**WHAT TO PRODUCE**
Below are records to write out again, exactly as they read.

**DATASET EXCERPTS**
◆ ◆ ◆ ◆ ◆

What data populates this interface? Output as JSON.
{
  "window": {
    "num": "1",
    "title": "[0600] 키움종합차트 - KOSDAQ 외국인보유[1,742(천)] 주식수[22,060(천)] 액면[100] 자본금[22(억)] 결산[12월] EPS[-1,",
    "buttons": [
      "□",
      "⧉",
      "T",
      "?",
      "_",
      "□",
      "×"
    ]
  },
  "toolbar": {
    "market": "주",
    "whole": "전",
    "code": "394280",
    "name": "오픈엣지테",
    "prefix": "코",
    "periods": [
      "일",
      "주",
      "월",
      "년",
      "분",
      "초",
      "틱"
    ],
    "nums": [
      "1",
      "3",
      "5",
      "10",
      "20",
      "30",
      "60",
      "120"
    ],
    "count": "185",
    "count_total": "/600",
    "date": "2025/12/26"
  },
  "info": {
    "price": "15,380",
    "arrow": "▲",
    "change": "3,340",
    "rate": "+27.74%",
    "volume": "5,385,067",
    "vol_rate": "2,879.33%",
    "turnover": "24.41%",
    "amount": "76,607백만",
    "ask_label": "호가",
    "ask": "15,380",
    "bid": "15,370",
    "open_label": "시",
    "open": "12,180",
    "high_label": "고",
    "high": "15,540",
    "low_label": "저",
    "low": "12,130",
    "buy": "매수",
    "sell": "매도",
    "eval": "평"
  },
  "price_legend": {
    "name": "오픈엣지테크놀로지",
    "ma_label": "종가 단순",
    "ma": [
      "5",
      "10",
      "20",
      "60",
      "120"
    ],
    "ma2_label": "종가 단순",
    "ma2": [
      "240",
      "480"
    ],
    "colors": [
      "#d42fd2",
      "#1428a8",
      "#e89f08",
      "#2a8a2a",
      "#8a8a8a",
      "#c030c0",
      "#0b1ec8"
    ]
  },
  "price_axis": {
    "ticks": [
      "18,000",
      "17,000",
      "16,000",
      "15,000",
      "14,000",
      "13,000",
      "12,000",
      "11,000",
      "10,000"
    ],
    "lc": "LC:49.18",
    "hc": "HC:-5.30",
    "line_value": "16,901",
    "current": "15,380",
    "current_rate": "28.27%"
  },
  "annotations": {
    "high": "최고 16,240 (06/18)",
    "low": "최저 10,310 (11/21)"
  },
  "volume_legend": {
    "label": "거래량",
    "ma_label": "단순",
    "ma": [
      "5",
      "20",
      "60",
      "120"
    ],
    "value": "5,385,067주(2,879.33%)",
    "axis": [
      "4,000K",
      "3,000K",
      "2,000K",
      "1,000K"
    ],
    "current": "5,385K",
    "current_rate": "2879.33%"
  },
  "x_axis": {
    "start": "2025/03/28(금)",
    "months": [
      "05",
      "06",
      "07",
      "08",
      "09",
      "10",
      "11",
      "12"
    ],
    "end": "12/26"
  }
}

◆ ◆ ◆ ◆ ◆

**OUTPUT OF THE EXERCISE**
What data populates this interface? Output as JSON.
{
  "window": {
    "num": "1",
    "title": "[0600] 키움종합차트 - KOSDAQ 외국인보유[1,742(천)] 주식수[22,060(천)] 액면[100] 자본금[22(억)] 결산[12월] EPS[-1,",
    "buttons": [
      "□",
      "⧉",
      "T",
      "?",
      "_",
      "□",
      "×"
    ]
  },
  "toolbar": {
    "market": "주",
    "whole": "전",
    "code": "394280",
    "name": "오픈엣지테",
    "prefix": "코",
    "periods": [
      "일",
      "주",
      "월",
      "년",
      "분",
      "초",
      "틱"
    ],
    "nums": [
      "1",
      "3",
      "5",
      "10",
      "20",
      "30",
      "60",
      "120"
    ],
    "count": "185",
    "count_total": "/600",
    "date": "2025/12/26"
  },
  "info": {
    "price": "15,380",
    "arrow": "▲",
    "change": "3,340",
    "rate": "+27.74%",
    "volume": "5,385,067",
    "vol_rate": "2,879.33%",
    "turnover": "24.41%",
    "amount": "76,607백만",
    "ask_label": "호가",
    "ask": "15,380",
    "bid": "15,370",
    "open_label": "시",
    "open": "12,180",
    "high_label": "고",
    "high": "15,540",
    "low_label": "저",
    "low": "12,130",
    "buy": "매수",
    "sell": "매도",
    "eval": "평"
  },
  "price_legend": {
    "name": "오픈엣지테크놀로지",
    "ma_label": "종가 단순",
    "ma": [
      "5",
      "10",
      "20",
      "60",
      "120"
    ],
    "ma2_label": "종가 단순",
    "ma2": [
      "240",
      "480"
    ],
    "colors": [
      "#d42fd2",
      "#1428a8",
      "#e89f08",
      "#2a8a2a",
      "#8a8a8a",
      "#c030c0",
      "#0b1ec8"
    ]
  },
  "price_axis": {
    "ticks": [
      "18,000",
      "17,000",
      "16,000",
      "15,000",
      "14,000",
      "13,000",
      "12,000",
      "11,000",
      "10,000"
    ],
    "lc": "LC:49.18",
    "hc": "HC:-5.30",
    "line_value": "16,901",
    "current": "15,380",
    "current_rate": "28.27%"
  },
  "annotations": {
    "high": "최고 16,240 (06/18)",
    "low": "최저 10,310 (11/21)"
  },
  "volume_legend": {
    "label": "거래량",
    "ma_label": "단순",
    "ma": [
      "5",
      "20",
      "60",
      "120"
    ],
    "value": "5,385,067주(2,879.33%)",
    "axis": [
      "4,000K",
      "3,000K",
      "2,000K",
      "1,000K"
    ],
    "current": "5,385K",
    "current_rate": "2879.33%"
  },
  "x_axis": {
    "start": "2025/03/28(금)",
    "months": [
      "05",
      "06",
      "07",
      "08",
      "09",
      "10",
      "11",
      "12"
    ],
    "end": "12/26"
  }
}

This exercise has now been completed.